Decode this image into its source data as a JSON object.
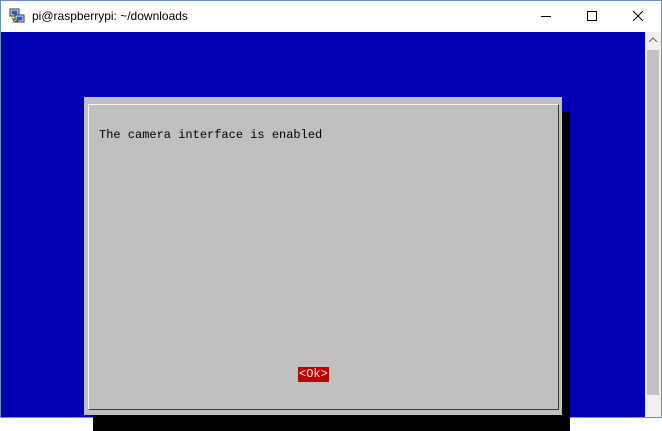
{
  "window": {
    "title": "pi@raspberrypi: ~/downloads",
    "icon": "putty-icon",
    "controls": [
      "minimize-icon",
      "maximize-icon",
      "close-icon"
    ]
  },
  "terminal": {
    "background": "#0000b2"
  },
  "dialog": {
    "message": "The camera interface is enabled",
    "ok_label": "<Ok>",
    "background": "#bfbfbf",
    "button_color": "#c00000"
  }
}
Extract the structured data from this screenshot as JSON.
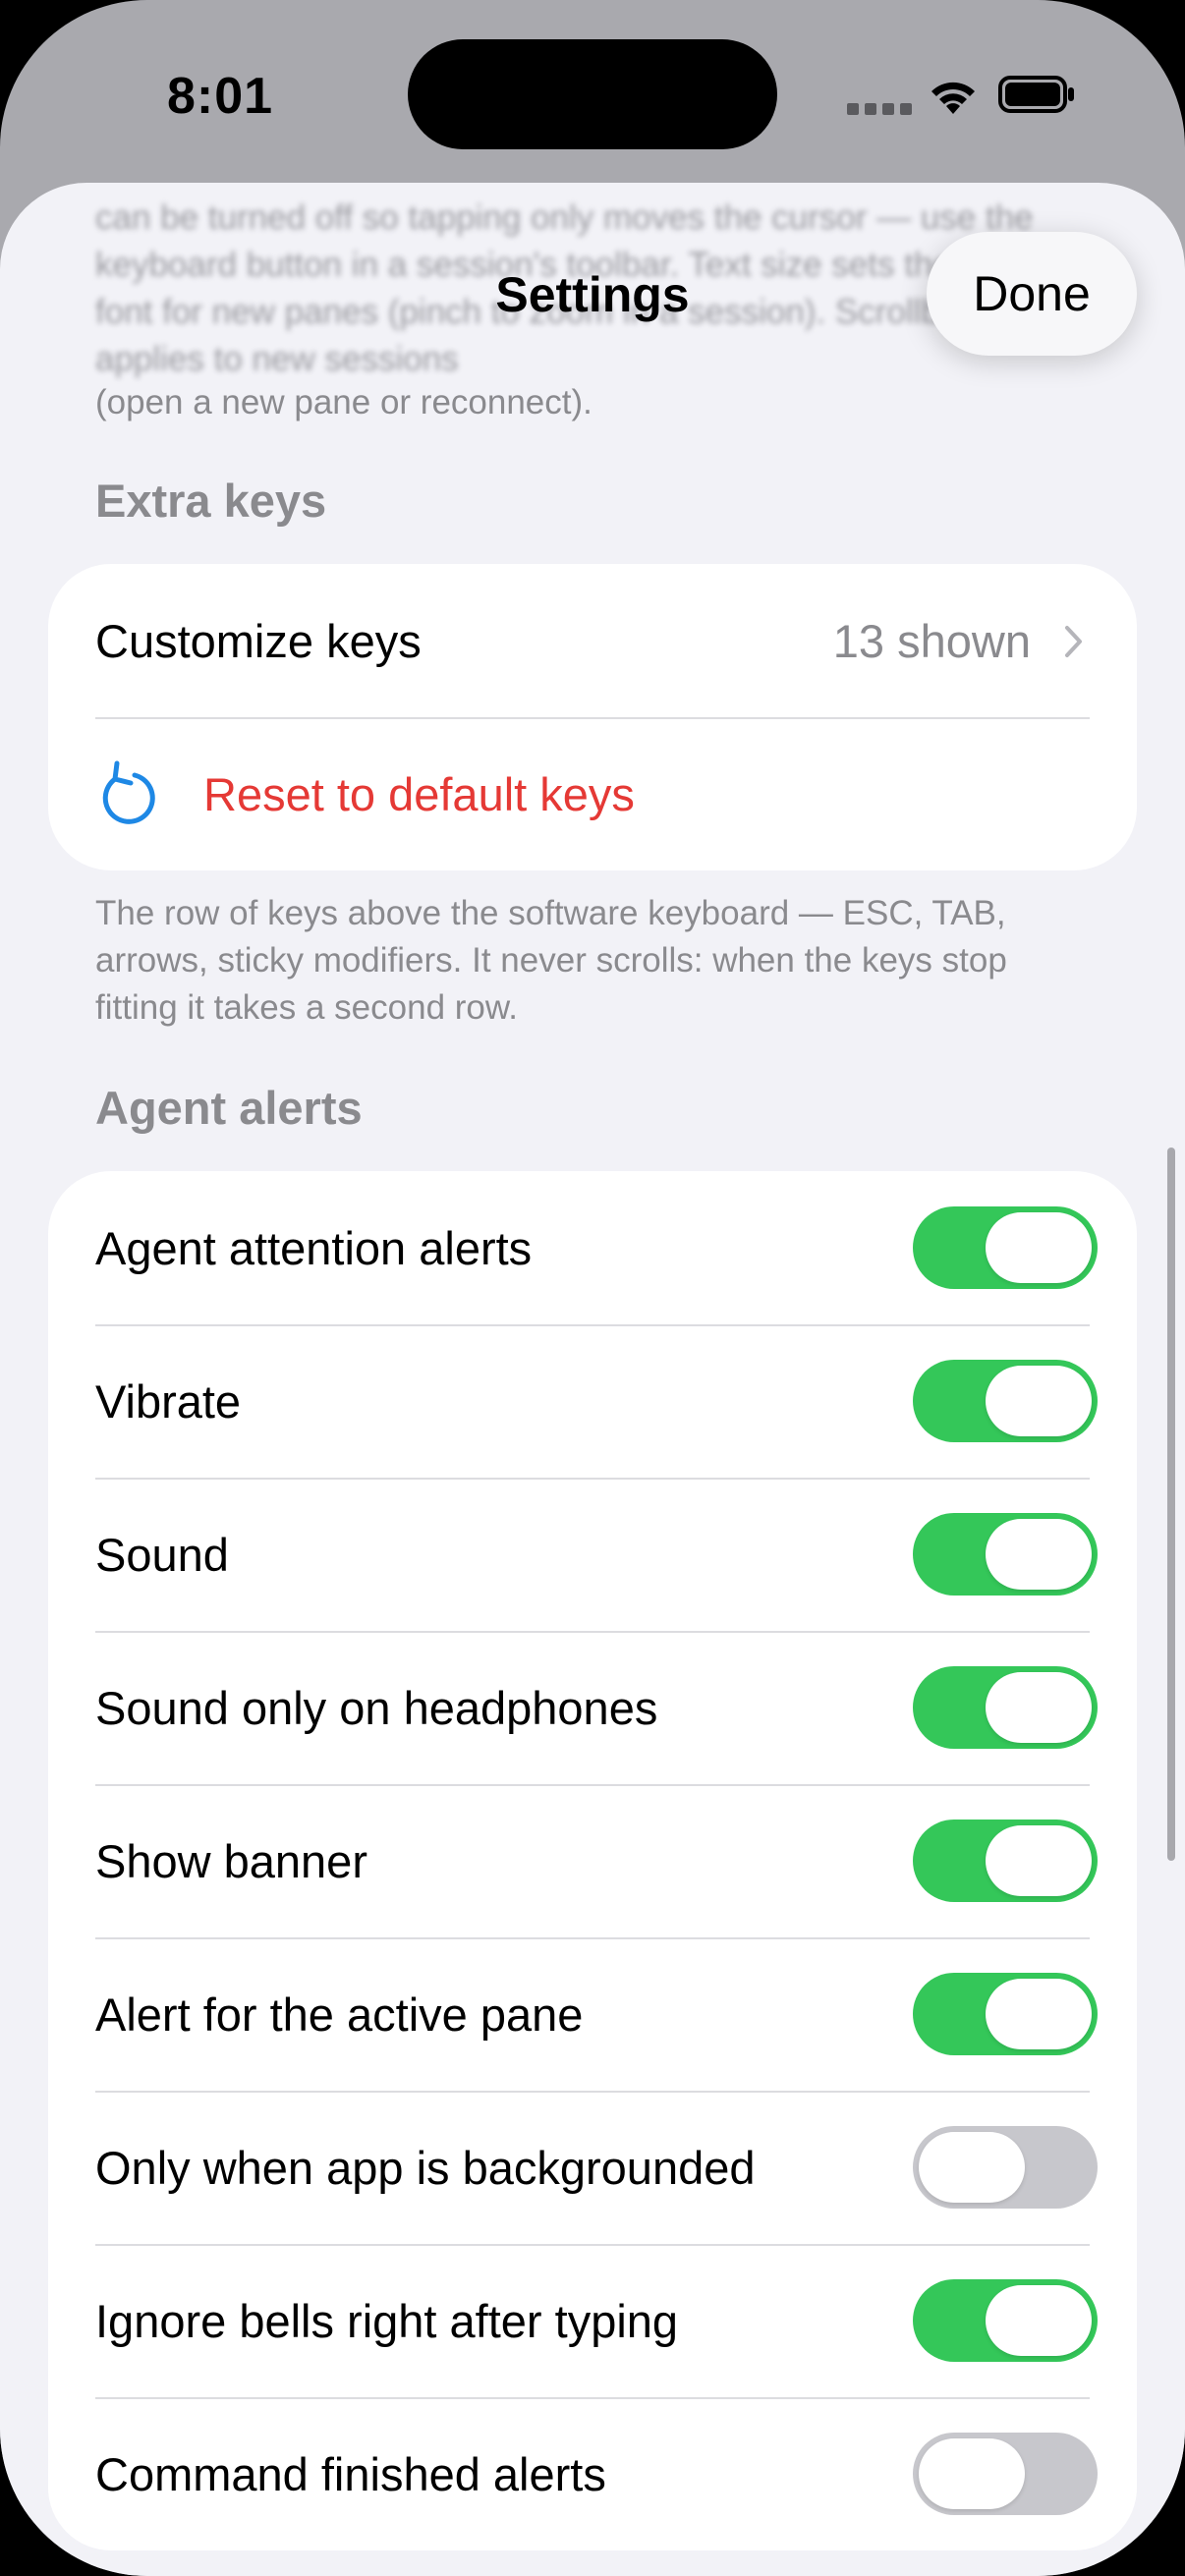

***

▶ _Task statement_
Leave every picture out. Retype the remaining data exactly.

▶ _Finished task_
Decode this image into its source data as a JSON object.
{
  "window": {
    "title": "pi@raspberrypi: ~/downloads",
    "icon": "putty-icon",
    "controls": [
      "minimize-icon",
      "maximize-icon",
      "close-icon"
    ]
  },
  "terminal": {
    "background": "#0000b2"
  },
  "dialog": {
    "message": "The camera interface is enabled",
    "ok_label": "<Ok>",
    "background": "#bfbfbf",
    "button_color": "#c00000"
  }
}
Extract the structured data from this screenshot as JSON.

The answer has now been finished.